Iran will counter the fresh sanctions the United States has imposed against entities and individuals involved in its ballistic missile program, Iranian Foreign Ministry said in a statement on Friday.
The U.S. sanctions, which came days after Iran conducted a ballistic missile test, are “inconsistent with the U.S. commitments and in contradiction with the spirit of the UN Resolution 2231,” it said.
Iran “will counteract any measure which targets the national interests of the Iranians.”
“Iran will also exercise legal restrictions on some U.S. individuals and companies who have the role in formation of and assistance to the extremist and terrorist groups in the region,” it said, adding that related names will be announced shortly.
Meanwhile, Iran again defended its missile launch as being part of its deterrent policy.
“Developing missile capabilities of the country, which is solely designed for defensive purposes and carrying the conventional weapons, is the international right of the Iranians based on the UN charter,” it said, reiterating that Iran’s security is non-negotiable.
UN Security Council Resolution 2231, adopted in July 2015 to endorse a nuclear deal between Iran and six world powers, opposes Iranian activities related to ballistic missiles capable of delivering nuclear weapons, including launches using such ballistic missile technology.

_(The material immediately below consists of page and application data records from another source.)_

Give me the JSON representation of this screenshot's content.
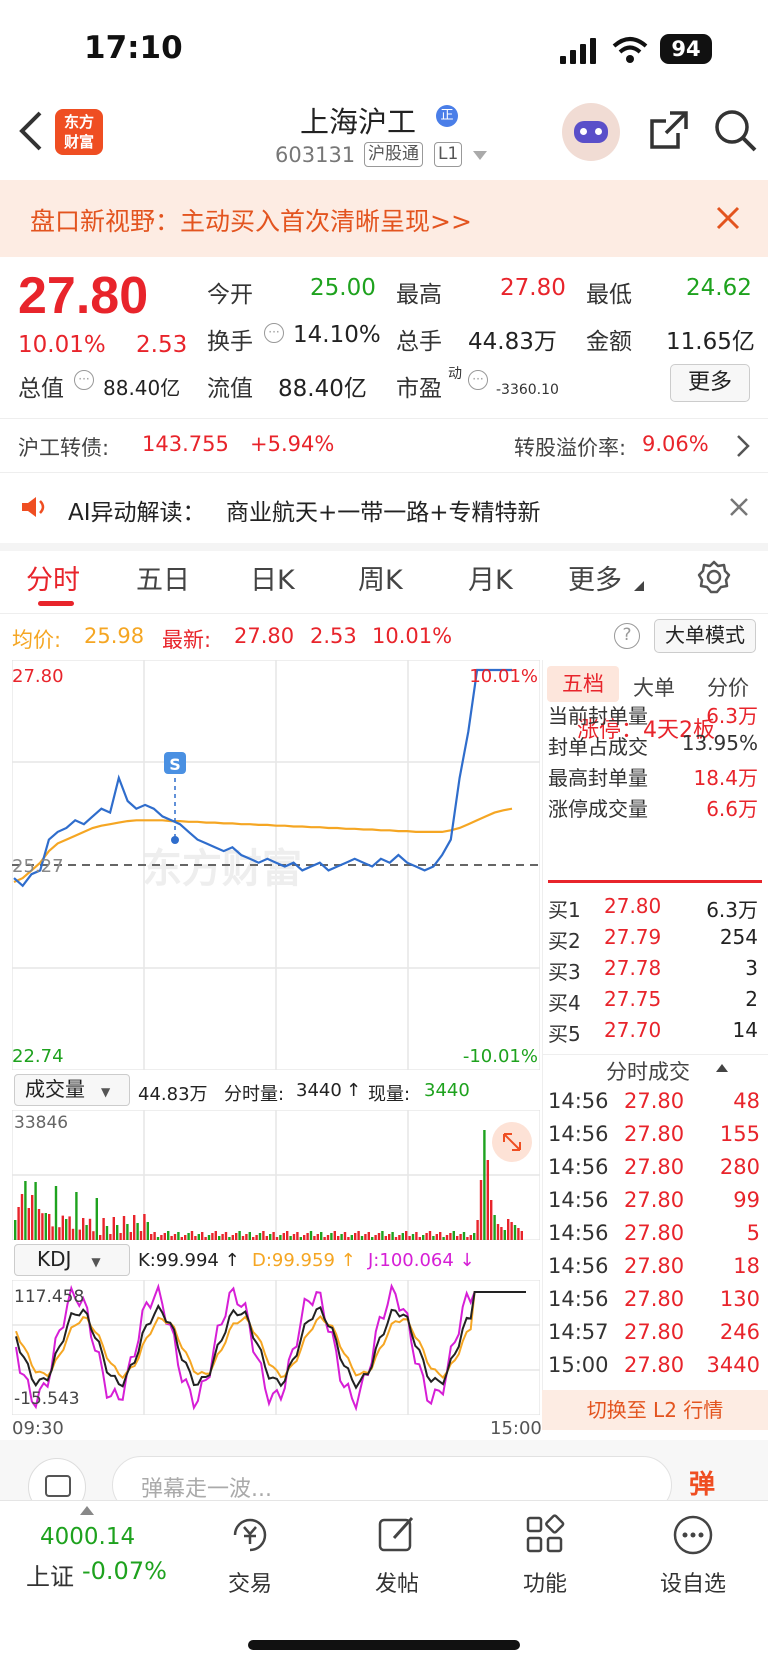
{
  "status": {
    "time": "17:10",
    "battery": "94"
  },
  "header": {
    "stock_name": "上海沪工",
    "stock_code": "603131",
    "tag1": "沪股通",
    "tag2": "L1",
    "logo_line1": "东方",
    "logo_line2": "财富",
    "badge": "正"
  },
  "banner": {
    "text": "盘口新视野：主动买入首次清晰呈现>>"
  },
  "quote": {
    "price": "27.80",
    "change_pct": "10.01%",
    "change": "2.53",
    "open_label": "今开",
    "open": "25.00",
    "high_label": "最高",
    "high": "27.80",
    "low_label": "最低",
    "low": "24.62",
    "turnover_label": "换手",
    "turnover": "14.10%",
    "volume_label": "总手",
    "volume": "44.83万",
    "amount_label": "金额",
    "amount": "11.65亿",
    "mktcap_label": "总值",
    "mktcap": "88.40亿",
    "float_label": "流值",
    "float": "88.40亿",
    "pe_label": "市盈",
    "pe_sup": "动",
    "pe": "-3360.10",
    "more": "更多"
  },
  "bond": {
    "label": "沪工转债:",
    "price": "143.755",
    "change": "+5.94%",
    "premium_label": "转股溢价率:",
    "premium": "9.06%"
  },
  "ai": {
    "label": "AI异动解读：",
    "text": "商业航天+一带一路+专精特新"
  },
  "tabs": [
    "分时",
    "五日",
    "日K",
    "周K",
    "月K",
    "更多"
  ],
  "chart_info": {
    "avg_label": "均价:",
    "avg": "25.98",
    "latest_label": "最新:",
    "latest": "27.80",
    "change": "2.53",
    "change_pct": "10.01%",
    "mode_button": "大单模式"
  },
  "chart_data": {
    "type": "line",
    "ylim": [
      22.74,
      27.8
    ],
    "y_top_label": "27.80",
    "y_mid_label": "25.27",
    "y_bottom_label": "22.74",
    "pct_top_label": "10.01%",
    "pct_bottom_label": "-10.01%",
    "x_start": "09:30",
    "x_end": "15:00",
    "marker": "S",
    "series": [
      {
        "values": [
          25.1,
          25.0,
          25.15,
          25.2,
          25.6,
          25.7,
          25.75,
          25.85,
          25.8,
          25.9,
          26.0,
          25.95,
          26.4,
          26.1,
          26.0,
          26.05,
          26.0,
          25.9,
          25.85,
          25.8,
          25.7,
          25.6,
          25.55,
          25.5,
          25.45,
          25.5,
          25.4,
          25.35,
          25.3,
          25.35,
          25.3,
          25.25,
          25.3,
          25.2,
          25.25,
          25.3,
          25.2,
          25.25,
          25.3,
          25.35,
          25.3,
          25.25,
          25.35,
          25.3,
          25.4,
          25.3,
          25.25,
          25.2,
          25.25,
          25.4,
          25.6,
          26.4,
          27.0,
          27.8,
          27.8,
          27.8,
          27.8,
          27.8
        ]
      },
      {
        "values": [
          25.05,
          25.1,
          25.2,
          25.3,
          25.45,
          25.55,
          25.6,
          25.65,
          25.7,
          25.75,
          25.78,
          25.8,
          25.82,
          25.84,
          25.85,
          25.85,
          25.85,
          25.85,
          25.84,
          25.84,
          25.83,
          25.83,
          25.82,
          25.82,
          25.81,
          25.81,
          25.8,
          25.8,
          25.79,
          25.79,
          25.78,
          25.78,
          25.77,
          25.77,
          25.76,
          25.76,
          25.75,
          25.75,
          25.74,
          25.74,
          25.73,
          25.73,
          25.72,
          25.72,
          25.71,
          25.71,
          25.7,
          25.7,
          25.7,
          25.7,
          25.72,
          25.75,
          25.8,
          25.85,
          25.9,
          25.95,
          25.98,
          26.0
        ]
      }
    ]
  },
  "volume": {
    "selector": "成交量",
    "total": "44.83万",
    "min_label": "分时量:",
    "min_vol": "3440",
    "cur_label": "现量:",
    "cur_vol": "3440",
    "max_label": "33846"
  },
  "kdj": {
    "selector": "KDJ",
    "k": "K:99.994 ↑",
    "d": "D:99.959 ↑",
    "j": "J:100.064 ↓",
    "max_label": "117.458",
    "min_label": "-15.543"
  },
  "right_panel": {
    "tabs": [
      "五档",
      "大单",
      "分价"
    ],
    "limit": "涨停：4天2板",
    "stats": [
      {
        "label": "当前封单量",
        "value": "6.3万"
      },
      {
        "label": "封单占成交",
        "value": "13.95%"
      },
      {
        "label": "最高封单量",
        "value": "18.4万"
      },
      {
        "label": "涨停成交量",
        "value": "6.6万"
      }
    ],
    "bids": [
      {
        "label": "买1",
        "price": "27.80",
        "vol": "6.3万"
      },
      {
        "label": "买2",
        "price": "27.79",
        "vol": "254"
      },
      {
        "label": "买3",
        "price": "27.78",
        "vol": "3"
      },
      {
        "label": "买4",
        "price": "27.75",
        "vol": "2"
      },
      {
        "label": "买5",
        "price": "27.70",
        "vol": "14"
      }
    ],
    "ticks_title": "分时成交",
    "ticks": [
      {
        "time": "14:56",
        "price": "27.80",
        "vol": "48"
      },
      {
        "time": "14:56",
        "price": "27.80",
        "vol": "155"
      },
      {
        "time": "14:56",
        "price": "27.80",
        "vol": "280"
      },
      {
        "time": "14:56",
        "price": "27.80",
        "vol": "99"
      },
      {
        "time": "14:56",
        "price": "27.80",
        "vol": "5"
      },
      {
        "time": "14:56",
        "price": "27.80",
        "vol": "18"
      },
      {
        "time": "14:56",
        "price": "27.80",
        "vol": "130"
      },
      {
        "time": "14:57",
        "price": "27.80",
        "vol": "246"
      },
      {
        "time": "15:00",
        "price": "27.80",
        "vol": "3440"
      }
    ],
    "l2_button": "切换至 L2 行情"
  },
  "danmu": {
    "placeholder": "弹幕走一波...",
    "send": "弹"
  },
  "bottom": {
    "index_value": "4000.14",
    "index_name": "上证",
    "index_change": "-0.07%",
    "items": [
      "交易",
      "发帖",
      "功能",
      "设自选"
    ]
  }
}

The United States on Friday announced sanctions on multiple entities and individuals involved in Iran’s ballistic missile program and providing support to a military force in Iran.
The U.S. Treasury Department said in a statement that the action reflects the U.S. commitment to enforcing sanctions on Iran with respect to its ballistic missile program and “destabilizing” activities in the region, and is fully consistent with the U.S. commitments under the nuclear deal with Iran.
U.S. President Donald Trump also issued a warning to the Islamic republic, tweeting: “Iran is playing with fire.”
Before the sanctions, Washington on Wednesday officially put Iran “on notice” over its recent missile launch and an attack against a Saudi Arabian vessel by Iran-supported Houthi militants in Yemen.
In a statement, Michael Flynn, national security advisor to Trump, accused Iran of “destabilizing behavior across the Middle East.”
In response, Iran’s Foreign Ministry on Thursday dismissed Flynn’s comment on its missile launch as “baseless and provocative.”
In addition, in response to a Trump tweeted threat on Thursday that the United States will keep every option on the table vis-a-vis Iran’s “provocative” moves, Iranian Foreign Minister Mohammad Javad Zarif tweeted Friday: “Iran is unmoved by threats.”
Earlier, Zarif had warned Washington against using Iran’s missile program as an excuse to create new tension for the country, Iran’s official IRNA news agency reported.
On Friday, an IRNA report said the Iranian Foreign Ministry has decided against the participation of the U.S. men’s freestyle wrestling team in the world cup competitions to be held on Feb. 17-18 in Iran.
The decision is in reaction to Trump’s executive order signed on Jan. 27 to ban nationals from seven Muslim-majority countries, including Iran, from entering the United States, the IRNA report quoted foreign ministry spokesman Bahram Qasemi as saying.
The travel ban, which bars nationals from Iran, Iraq, Libya, Somalia, Sudan, Syria and Yemen from entering the United States for a period of 90 days, has drawn nationwide protests and worldwide criticism.
On Jan. 31, Iran said it stopped granting visas to U.S. citizens in response to the ban.